ACTIVITY.
In the records that follow, locate every line with "icon" and extract it.

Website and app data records
Segment Open

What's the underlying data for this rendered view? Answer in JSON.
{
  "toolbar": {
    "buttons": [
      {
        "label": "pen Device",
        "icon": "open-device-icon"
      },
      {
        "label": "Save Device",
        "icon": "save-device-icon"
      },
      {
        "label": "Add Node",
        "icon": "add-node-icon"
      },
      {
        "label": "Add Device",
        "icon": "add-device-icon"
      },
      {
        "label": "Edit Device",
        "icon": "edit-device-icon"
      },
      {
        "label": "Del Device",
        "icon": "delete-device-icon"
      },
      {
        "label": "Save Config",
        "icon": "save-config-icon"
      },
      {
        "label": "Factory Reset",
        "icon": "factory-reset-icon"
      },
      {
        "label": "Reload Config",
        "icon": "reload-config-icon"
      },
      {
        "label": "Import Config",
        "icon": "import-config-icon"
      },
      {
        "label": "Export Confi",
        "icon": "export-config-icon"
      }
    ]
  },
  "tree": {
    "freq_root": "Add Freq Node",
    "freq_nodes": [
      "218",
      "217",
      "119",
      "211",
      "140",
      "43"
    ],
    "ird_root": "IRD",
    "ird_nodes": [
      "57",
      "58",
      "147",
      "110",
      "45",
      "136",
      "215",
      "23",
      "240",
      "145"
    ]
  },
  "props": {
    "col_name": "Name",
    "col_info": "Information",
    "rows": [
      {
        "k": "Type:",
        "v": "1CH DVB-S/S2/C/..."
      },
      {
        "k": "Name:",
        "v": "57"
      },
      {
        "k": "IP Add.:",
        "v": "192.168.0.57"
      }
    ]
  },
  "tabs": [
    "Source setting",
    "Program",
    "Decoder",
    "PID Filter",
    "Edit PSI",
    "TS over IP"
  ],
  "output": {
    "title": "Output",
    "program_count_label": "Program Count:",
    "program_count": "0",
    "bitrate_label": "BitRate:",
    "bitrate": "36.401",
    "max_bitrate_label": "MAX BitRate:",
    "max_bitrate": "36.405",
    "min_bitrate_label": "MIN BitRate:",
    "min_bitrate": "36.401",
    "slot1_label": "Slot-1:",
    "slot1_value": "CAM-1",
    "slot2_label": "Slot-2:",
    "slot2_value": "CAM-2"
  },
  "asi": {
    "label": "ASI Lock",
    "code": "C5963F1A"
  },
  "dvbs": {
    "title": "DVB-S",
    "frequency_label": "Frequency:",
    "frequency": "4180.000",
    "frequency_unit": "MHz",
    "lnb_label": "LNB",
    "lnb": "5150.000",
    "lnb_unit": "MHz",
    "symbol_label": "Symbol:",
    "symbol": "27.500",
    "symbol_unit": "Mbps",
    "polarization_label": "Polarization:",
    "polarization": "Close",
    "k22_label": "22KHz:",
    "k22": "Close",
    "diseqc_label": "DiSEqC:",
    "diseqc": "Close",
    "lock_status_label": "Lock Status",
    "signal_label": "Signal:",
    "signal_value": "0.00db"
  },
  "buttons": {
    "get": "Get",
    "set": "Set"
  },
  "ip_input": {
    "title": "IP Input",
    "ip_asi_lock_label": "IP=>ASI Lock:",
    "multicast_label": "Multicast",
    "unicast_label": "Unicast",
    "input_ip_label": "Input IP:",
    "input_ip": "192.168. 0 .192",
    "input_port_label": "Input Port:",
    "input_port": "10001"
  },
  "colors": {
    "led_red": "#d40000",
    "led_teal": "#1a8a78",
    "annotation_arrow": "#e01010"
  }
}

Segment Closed

RESULT OF THE EXERCISE.
        "icon": "open-device-icon"
        "icon": "save-device-icon"
        "icon": "add-node-icon"
        "icon": "add-device-icon"
        "icon": "edit-device-icon"
        "icon": "delete-device-icon"
        "icon": "save-config-icon"
        "icon": "factory-reset-icon"
        "icon": "reload-config-icon"
        "icon": "import-config-icon"
        "icon": "export-config-icon"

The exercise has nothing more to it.